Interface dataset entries
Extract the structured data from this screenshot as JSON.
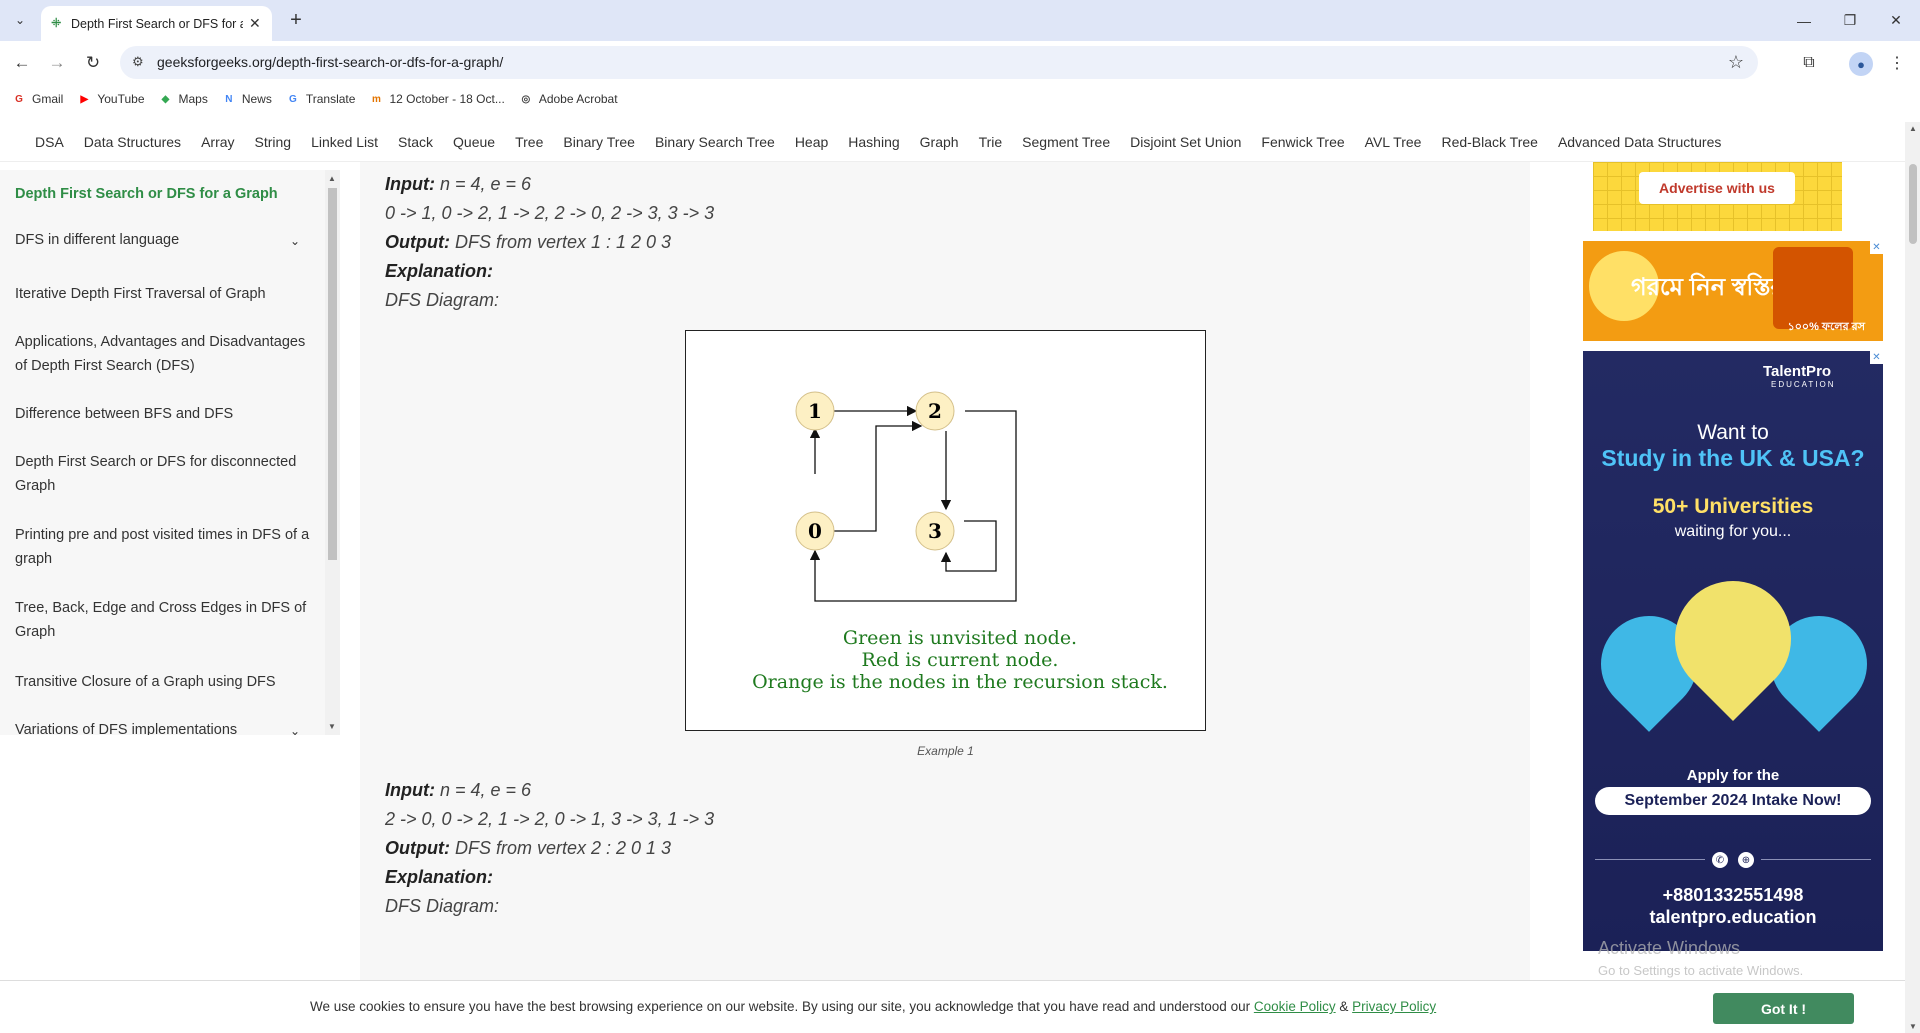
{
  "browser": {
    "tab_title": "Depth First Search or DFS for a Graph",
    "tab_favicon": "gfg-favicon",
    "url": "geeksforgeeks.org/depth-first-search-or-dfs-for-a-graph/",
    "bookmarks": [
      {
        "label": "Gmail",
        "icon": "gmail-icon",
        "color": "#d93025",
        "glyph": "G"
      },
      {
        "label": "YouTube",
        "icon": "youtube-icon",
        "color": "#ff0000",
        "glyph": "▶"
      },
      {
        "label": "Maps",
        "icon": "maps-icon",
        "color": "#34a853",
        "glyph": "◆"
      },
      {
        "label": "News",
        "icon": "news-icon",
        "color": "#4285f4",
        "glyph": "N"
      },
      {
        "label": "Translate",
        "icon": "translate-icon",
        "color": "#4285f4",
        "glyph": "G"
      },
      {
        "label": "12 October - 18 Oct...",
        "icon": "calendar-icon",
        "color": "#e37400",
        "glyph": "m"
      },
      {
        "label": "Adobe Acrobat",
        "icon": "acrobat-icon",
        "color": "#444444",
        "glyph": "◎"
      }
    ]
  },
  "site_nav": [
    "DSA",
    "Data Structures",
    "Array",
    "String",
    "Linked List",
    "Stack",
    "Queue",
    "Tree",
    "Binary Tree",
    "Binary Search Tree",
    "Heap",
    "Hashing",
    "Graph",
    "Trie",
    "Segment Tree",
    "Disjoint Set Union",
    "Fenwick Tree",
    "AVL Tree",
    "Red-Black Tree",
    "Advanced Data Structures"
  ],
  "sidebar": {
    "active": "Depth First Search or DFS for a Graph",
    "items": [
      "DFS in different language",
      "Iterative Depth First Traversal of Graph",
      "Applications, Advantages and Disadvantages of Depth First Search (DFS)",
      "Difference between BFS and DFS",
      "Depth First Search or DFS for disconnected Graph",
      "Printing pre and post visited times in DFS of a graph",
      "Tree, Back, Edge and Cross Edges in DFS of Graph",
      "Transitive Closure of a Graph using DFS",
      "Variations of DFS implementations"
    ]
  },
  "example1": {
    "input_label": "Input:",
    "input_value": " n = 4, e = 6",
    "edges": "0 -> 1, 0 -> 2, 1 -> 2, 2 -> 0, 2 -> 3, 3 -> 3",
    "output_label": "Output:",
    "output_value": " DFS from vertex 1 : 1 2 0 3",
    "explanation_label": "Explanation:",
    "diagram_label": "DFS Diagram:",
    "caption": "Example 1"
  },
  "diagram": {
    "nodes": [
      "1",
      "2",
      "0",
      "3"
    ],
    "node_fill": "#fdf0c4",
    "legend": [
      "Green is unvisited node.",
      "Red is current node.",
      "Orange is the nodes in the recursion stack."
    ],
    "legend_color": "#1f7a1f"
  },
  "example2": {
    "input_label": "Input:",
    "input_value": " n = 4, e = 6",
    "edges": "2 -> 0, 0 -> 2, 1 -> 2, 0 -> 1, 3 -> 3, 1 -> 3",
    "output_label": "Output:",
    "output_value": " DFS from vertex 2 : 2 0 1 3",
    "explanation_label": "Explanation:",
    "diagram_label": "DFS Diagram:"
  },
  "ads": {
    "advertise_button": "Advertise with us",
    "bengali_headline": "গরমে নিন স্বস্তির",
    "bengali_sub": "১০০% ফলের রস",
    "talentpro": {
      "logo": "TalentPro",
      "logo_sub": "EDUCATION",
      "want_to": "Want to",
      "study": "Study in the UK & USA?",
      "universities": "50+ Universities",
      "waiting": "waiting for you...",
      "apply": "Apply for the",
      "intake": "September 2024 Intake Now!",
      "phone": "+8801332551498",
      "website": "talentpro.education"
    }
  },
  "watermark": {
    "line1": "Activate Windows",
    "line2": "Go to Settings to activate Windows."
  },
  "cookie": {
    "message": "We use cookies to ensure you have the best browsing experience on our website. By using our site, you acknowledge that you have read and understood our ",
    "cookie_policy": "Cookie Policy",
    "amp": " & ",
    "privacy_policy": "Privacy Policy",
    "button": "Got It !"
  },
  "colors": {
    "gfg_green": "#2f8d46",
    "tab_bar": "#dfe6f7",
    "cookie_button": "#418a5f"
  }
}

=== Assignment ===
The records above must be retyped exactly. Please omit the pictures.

=== Solution to this problem ===
Extract the structured data from this screenshot as JSON.
{
  "browser": {
    "tab_title": "Depth First Search or DFS for a Graph",
    "tab_favicon": "gfg-favicon",
    "url": "geeksforgeeks.org/depth-first-search-or-dfs-for-a-graph/",
    "bookmarks": [
      {
        "label": "Gmail",
        "icon": "gmail-icon",
        "color": "#d93025",
        "glyph": "G"
      },
      {
        "label": "YouTube",
        "icon": "youtube-icon",
        "color": "#ff0000",
        "glyph": "▶"
      },
      {
        "label": "Maps",
        "icon": "maps-icon",
        "color": "#34a853",
        "glyph": "◆"
      },
      {
        "label": "News",
        "icon": "news-icon",
        "color": "#4285f4",
        "glyph": "N"
      },
      {
        "label": "Translate",
        "icon": "translate-icon",
        "color": "#4285f4",
        "glyph": "G"
      },
      {
        "label": "12 October - 18 Oct...",
        "icon": "calendar-icon",
        "color": "#e37400",
        "glyph": "m"
      },
      {
        "label": "Adobe Acrobat",
        "icon": "acrobat-icon",
        "color": "#444444",
        "glyph": "◎"
      }
    ]
  },
  "site_nav": [
    "DSA",
    "Data Structures",
    "Array",
    "String",
    "Linked List",
    "Stack",
    "Queue",
    "Tree",
    "Binary Tree",
    "Binary Search Tree",
    "Heap",
    "Hashing",
    "Graph",
    "Trie",
    "Segment Tree",
    "Disjoint Set Union",
    "Fenwick Tree",
    "AVL Tree",
    "Red-Black Tree",
    "Advanced Data Structures"
  ],
  "sidebar": {
    "active": "Depth First Search or DFS for a Graph",
    "items": [
      "DFS in different language",
      "Iterative Depth First Traversal of Graph",
      "Applications, Advantages and Disadvantages of Depth First Search (DFS)",
      "Difference between BFS and DFS",
      "Depth First Search or DFS for disconnected Graph",
      "Printing pre and post visited times in DFS of a graph",
      "Tree, Back, Edge and Cross Edges in DFS of Graph",
      "Transitive Closure of a Graph using DFS",
      "Variations of DFS implementations"
    ]
  },
  "example1": {
    "input_label": "Input:",
    "input_value": " n = 4, e = 6",
    "edges": "0 -> 1, 0 -> 2, 1 -> 2, 2 -> 0, 2 -> 3, 3 -> 3",
    "output_label": "Output:",
    "output_value": " DFS from vertex 1 : 1 2 0 3",
    "explanation_label": "Explanation:",
    "diagram_label": "DFS Diagram:",
    "caption": "Example 1"
  },
  "diagram": {
    "nodes": [
      "1",
      "2",
      "0",
      "3"
    ],
    "node_fill": "#fdf0c4",
    "legend": [
      "Green is unvisited node.",
      "Red is current node.",
      "Orange is the nodes in the recursion stack."
    ],
    "legend_color": "#1f7a1f"
  },
  "example2": {
    "input_label": "Input:",
    "input_value": " n = 4, e = 6",
    "edges": "2 -> 0, 0 -> 2, 1 -> 2, 0 -> 1, 3 -> 3, 1 -> 3",
    "output_label": "Output:",
    "output_value": " DFS from vertex 2 : 2 0 1 3",
    "explanation_label": "Explanation:",
    "diagram_label": "DFS Diagram:"
  },
  "ads": {
    "advertise_button": "Advertise with us",
    "bengali_headline": "গরমে নিন স্বস্তির",
    "bengali_sub": "১০০% ফলের রস",
    "talentpro": {
      "logo": "TalentPro",
      "logo_sub": "EDUCATION",
      "want_to": "Want to",
      "study": "Study in the UK & USA?",
      "universities": "50+ Universities",
      "waiting": "waiting for you...",
      "apply": "Apply for the",
      "intake": "September 2024 Intake Now!",
      "phone": "+8801332551498",
      "website": "talentpro.education"
    }
  },
  "watermark": {
    "line1": "Activate Windows",
    "line2": "Go to Settings to activate Windows."
  },
  "cookie": {
    "message": "We use cookies to ensure you have the best browsing experience on our website. By using our site, you acknowledge that you have read and understood our ",
    "cookie_policy": "Cookie Policy",
    "amp": " & ",
    "privacy_policy": "Privacy Policy",
    "button": "Got It !"
  },
  "colors": {
    "gfg_green": "#2f8d46",
    "tab_bar": "#dfe6f7",
    "cookie_button": "#418a5f"
  }
}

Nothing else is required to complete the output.